Converging Guru Accuracies
March 13, 2009 • Posted in Investing Expertise
Do stock market gurus tend to anchor on bullish or bearish outlooks, regardless of market trends? If so, the distribution of their stock market forecasting accuracies should diverge when the market persists in one mode over a long period and converge when the market changes modes. The results at Guru Grades offer a limited way to test these hypotheses. Forecasts from the 2003-2007 bullish period still dominate the samples. If the gurus are mostly anchored on their outlooks, the 2008-2009 bearish period should be compressing the previously spreading distribution of accuracies by raising the grades of stuck bears and lowering the grades of stuck bulls. Based on trends in the Guru Grades accuracy rates over the past five bearish months, we find that:

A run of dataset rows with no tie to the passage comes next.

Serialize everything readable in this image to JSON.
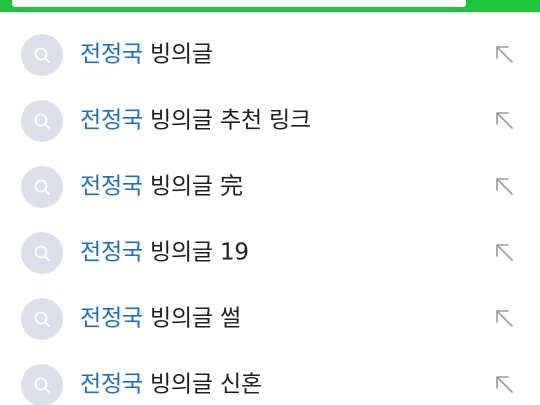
{
  "query": "전정국",
  "suggestions": [
    {
      "highlight": "전정국",
      "rest": " 빙의글"
    },
    {
      "highlight": "전정국",
      "rest": " 빙의글 추천 링크"
    },
    {
      "highlight": "전정국",
      "rest": " 빙의글 完"
    },
    {
      "highlight": "전정국",
      "rest": " 빙의글 19"
    },
    {
      "highlight": "전정국",
      "rest": " 빙의글 썰"
    },
    {
      "highlight": "전정국",
      "rest": " 빙의글 신혼"
    }
  ],
  "colors": {
    "header": "#1fc33c",
    "highlight": "#1e6fb7",
    "text": "#1f1f1f",
    "icon_circle": "#dde0ea",
    "arrow": "#9a9a9a"
  },
  "icons": {
    "search": "search-icon",
    "fill_query": "arrow-up-left-icon"
  }
}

The following chart compares the distributions of stock market forecasting accuracies for the 38-39 gurus still actively forecasting five months ago and now, as measured at Guru Grades. Overall, the distribution has continued to compress, as some stuck bulls and some stuck bears trend toward the middle. Note that:
- Measuring the accuracy of squishy market forecasts is messy.
- The number of forecasts graded for some gurus (for example, for the lowest in the distribution) is very small, so confidence in the associated accuracy rates is very low.
- Details show that not all gurus anchor on bullish or bearish outlooks. Some switch outlooks.
- The equally weighted average forecast accuracy of all active gurus is roughly constant at 47%.
In summary, limited evidence continues to suggest that, in aggregate, stock market gurus tend to anchor on bullish or bearish positions, regardless of actual market trends.
Results also indicate that the aggregate outlook of stock market experts does not forecast stock market behavior.